July 2012

A quick note about this. I would say that events on the ground may well have shortened that wall I last discussed considerably.

Neil MacFarquhar does a good job of asking, and at times answering, the big questions. It does seem to me that he puts too much emphasis on the bombing being in Damascus. A regime can survive for a long time with low-grade insurgent violence in the capital – it can lead to successful ethnic cleansing, as happened in Baghdad – but the idea that the inner circle – and not just the Sunni components – may be cracking is a threat.

My friend may think Assad has a year at least, but I think he may be operating under a few assumptions as to how much in control of the Alawi he is. The Alawi have really staked much on the Assads, but i think if it seemed worth while to them, if they felt vulnerable enough or if an alternative seemed alluring enough, they would abandon him. The idea shouldn’t be dismissed, at least, that Assad will fall far quicker than a year. What is to come after, though, may not make many here or there too happy.

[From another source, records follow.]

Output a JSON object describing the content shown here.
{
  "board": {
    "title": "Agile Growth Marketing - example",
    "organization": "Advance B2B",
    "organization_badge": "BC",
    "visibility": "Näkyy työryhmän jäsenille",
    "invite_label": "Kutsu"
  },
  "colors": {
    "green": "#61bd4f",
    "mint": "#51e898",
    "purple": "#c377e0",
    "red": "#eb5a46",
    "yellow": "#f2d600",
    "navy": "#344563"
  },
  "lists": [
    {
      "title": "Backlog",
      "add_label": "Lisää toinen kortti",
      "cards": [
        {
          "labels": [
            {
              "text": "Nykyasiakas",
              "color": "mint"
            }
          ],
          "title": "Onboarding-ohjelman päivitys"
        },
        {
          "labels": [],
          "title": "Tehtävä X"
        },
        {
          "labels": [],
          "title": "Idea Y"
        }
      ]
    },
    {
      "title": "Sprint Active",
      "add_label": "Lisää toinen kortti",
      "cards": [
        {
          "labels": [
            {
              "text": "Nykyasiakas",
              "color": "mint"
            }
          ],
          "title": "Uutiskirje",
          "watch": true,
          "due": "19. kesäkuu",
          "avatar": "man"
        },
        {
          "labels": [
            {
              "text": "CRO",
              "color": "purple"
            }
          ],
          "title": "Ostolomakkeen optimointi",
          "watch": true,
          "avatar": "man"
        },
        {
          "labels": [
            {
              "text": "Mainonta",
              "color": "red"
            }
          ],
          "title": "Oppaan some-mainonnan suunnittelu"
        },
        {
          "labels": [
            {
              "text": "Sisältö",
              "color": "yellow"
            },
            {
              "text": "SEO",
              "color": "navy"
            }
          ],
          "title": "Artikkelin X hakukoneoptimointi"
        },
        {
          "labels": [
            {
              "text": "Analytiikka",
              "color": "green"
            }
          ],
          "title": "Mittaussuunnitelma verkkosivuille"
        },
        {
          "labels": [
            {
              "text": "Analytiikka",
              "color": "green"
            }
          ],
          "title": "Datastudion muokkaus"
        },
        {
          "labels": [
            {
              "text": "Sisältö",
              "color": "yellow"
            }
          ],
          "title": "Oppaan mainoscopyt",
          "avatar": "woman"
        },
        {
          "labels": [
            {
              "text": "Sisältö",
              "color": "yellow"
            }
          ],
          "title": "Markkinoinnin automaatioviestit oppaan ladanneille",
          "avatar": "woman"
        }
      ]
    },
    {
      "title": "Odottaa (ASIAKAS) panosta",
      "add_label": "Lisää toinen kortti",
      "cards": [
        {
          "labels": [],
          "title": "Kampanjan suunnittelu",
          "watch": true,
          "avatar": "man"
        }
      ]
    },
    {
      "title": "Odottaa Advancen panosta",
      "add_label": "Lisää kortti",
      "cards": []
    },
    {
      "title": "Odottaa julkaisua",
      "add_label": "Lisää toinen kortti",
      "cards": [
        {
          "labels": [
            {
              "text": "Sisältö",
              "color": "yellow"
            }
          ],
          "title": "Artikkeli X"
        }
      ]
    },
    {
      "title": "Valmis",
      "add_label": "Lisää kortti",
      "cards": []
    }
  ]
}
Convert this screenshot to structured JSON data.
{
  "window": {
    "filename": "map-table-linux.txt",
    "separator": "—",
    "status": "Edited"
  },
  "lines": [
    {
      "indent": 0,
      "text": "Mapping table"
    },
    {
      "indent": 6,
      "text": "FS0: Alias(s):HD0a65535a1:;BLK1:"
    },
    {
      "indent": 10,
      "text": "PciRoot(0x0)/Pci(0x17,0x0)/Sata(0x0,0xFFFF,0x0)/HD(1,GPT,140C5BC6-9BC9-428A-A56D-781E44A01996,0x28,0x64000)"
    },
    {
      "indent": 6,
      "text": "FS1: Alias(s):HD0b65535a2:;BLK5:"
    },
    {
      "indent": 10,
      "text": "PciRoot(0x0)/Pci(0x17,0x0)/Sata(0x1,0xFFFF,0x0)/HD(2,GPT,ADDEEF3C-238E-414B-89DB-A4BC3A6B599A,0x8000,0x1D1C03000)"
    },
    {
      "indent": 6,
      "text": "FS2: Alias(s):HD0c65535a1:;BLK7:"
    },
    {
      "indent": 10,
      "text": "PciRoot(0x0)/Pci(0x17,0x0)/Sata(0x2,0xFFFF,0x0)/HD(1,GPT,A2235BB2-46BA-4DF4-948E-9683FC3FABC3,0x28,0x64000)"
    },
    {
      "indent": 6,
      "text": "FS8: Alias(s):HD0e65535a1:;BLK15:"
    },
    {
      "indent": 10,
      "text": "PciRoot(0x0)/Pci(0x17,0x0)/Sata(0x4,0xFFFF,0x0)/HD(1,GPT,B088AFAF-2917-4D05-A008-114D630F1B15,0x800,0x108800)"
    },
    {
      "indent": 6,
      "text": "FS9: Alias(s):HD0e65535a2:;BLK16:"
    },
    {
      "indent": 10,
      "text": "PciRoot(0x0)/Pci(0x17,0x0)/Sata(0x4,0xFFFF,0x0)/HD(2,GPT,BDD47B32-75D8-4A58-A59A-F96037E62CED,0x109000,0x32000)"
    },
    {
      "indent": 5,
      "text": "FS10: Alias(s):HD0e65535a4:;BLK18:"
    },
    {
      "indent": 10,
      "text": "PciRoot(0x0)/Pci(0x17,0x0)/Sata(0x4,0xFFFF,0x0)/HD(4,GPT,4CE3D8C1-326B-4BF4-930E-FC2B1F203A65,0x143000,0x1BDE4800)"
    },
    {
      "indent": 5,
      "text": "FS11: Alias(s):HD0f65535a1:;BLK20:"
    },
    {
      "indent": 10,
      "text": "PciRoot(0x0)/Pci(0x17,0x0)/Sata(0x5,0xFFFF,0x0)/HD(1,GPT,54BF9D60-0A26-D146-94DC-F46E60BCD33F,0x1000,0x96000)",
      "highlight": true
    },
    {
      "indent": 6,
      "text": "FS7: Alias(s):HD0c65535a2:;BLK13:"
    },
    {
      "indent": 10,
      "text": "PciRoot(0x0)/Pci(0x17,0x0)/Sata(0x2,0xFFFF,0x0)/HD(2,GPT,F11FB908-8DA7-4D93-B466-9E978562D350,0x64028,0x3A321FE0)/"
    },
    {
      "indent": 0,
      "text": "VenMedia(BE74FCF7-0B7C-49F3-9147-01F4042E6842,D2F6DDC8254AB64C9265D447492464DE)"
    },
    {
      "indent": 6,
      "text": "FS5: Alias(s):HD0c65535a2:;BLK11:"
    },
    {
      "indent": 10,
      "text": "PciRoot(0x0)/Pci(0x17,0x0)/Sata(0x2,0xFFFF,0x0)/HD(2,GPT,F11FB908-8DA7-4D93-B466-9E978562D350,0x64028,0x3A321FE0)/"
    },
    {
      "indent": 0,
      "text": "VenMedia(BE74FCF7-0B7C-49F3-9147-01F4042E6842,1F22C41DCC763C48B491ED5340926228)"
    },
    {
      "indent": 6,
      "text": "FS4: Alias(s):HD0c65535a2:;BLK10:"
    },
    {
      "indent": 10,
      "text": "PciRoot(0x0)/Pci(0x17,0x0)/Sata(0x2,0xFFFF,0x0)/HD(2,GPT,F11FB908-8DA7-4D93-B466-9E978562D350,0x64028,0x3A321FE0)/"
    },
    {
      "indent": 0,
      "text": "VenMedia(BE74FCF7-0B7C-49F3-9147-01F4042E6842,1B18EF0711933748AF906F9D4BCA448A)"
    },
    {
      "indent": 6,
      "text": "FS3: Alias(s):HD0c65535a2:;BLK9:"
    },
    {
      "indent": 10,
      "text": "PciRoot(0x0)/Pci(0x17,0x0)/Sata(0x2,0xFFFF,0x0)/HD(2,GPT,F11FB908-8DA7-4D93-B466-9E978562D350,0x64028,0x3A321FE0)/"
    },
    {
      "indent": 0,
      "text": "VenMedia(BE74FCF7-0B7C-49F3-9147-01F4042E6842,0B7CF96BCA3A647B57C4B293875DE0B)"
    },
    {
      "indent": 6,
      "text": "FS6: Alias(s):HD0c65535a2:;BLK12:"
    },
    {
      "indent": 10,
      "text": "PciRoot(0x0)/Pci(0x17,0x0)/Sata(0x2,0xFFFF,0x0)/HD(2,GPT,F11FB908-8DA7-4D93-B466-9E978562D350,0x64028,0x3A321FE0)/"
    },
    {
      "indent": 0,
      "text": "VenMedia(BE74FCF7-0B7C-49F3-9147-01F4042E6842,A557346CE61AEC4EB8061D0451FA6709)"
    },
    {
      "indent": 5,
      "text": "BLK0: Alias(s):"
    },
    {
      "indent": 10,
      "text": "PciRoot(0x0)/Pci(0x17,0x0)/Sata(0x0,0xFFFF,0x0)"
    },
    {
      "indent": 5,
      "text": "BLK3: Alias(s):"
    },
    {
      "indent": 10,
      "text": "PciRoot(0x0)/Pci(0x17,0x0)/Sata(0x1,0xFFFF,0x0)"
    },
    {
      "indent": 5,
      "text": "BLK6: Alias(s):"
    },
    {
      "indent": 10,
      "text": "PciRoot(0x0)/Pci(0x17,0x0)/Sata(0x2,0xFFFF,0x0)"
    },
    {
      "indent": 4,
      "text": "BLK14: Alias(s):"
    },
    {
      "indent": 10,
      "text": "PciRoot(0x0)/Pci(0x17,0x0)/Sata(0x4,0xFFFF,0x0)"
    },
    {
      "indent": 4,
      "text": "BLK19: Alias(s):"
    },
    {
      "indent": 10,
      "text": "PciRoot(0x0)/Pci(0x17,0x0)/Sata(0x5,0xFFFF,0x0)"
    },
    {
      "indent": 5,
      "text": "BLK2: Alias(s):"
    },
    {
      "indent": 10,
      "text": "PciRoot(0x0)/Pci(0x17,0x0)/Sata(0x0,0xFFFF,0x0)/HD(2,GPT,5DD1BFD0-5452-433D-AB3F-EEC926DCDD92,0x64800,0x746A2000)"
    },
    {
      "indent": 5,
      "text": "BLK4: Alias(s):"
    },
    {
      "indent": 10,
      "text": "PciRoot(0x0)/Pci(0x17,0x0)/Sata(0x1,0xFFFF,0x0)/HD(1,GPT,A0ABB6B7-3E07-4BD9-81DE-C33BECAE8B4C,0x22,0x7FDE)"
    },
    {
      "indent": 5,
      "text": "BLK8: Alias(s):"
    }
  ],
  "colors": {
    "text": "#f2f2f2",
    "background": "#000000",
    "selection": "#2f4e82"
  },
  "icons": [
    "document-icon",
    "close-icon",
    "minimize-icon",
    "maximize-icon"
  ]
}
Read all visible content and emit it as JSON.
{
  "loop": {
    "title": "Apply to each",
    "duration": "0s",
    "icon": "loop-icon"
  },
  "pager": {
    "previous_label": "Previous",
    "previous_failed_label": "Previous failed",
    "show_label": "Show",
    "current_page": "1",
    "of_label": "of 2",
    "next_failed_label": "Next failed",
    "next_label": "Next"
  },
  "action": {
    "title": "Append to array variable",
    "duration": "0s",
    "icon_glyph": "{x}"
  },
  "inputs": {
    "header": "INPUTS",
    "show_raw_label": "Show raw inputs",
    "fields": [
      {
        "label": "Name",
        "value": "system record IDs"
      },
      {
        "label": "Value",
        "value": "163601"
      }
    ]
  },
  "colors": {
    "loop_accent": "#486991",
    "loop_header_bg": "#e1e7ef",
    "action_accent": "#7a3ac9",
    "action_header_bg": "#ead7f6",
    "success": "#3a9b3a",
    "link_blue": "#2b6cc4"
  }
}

It would seem that the elite defections are starting in earnest now in Syria. The Syrian ambassador to Iraq has resigned and defected. Fares’ defection, along with the earlier defection of Gen. Tlaf, plays into the narrative of the crumbling regime in the ways that we’ve seen before, for example in Libya. I tend to be in the camp of thinking that the writing is on the wall for Assad, but the question is, how long is that wall?

Are these two high-profile defections bellwethers for immanent collapse of the regime? I think, perhaps, not. Unlike Libya, you don’t have NATO adding pressure with military force. That sped up everything. Plus, despite what the mainstream media is saying about Tlas being a personal friend to Bashar and Fares being an important, senior diplomat, it may be that what we’re seeing here is a result of the increasingly sectarian nature of the Syrian revolt.

Tlas and Fares are Sunni, and the armed opposition is increasingly majority Sunni and radical. These defections show that the Sunni elite that has existed just outside the inner Alawi core is crumbling. That’s not good for Assad, but it doesn’t spell doom just yet. If anything, I would expect the lines to harden. Assad has no compunction using extreme violence and force to sustain his rule, and the core around him may well be prepared to go as far as necessary as a means of keeping the Sunni bogeyman at bay.

Then again, such a situation may be ripe for a palace coup, as Reva Bhalla and Kamran Bokhari have pointed out in Strafor (via Josh Landis’ site).

So, more crumbling at the edges, but the wall still stands. For how long? A friend with good insight says at least another year. Half the military and the entire diplomatic corps could defect in that time. Assad’s state may shrink before it falls.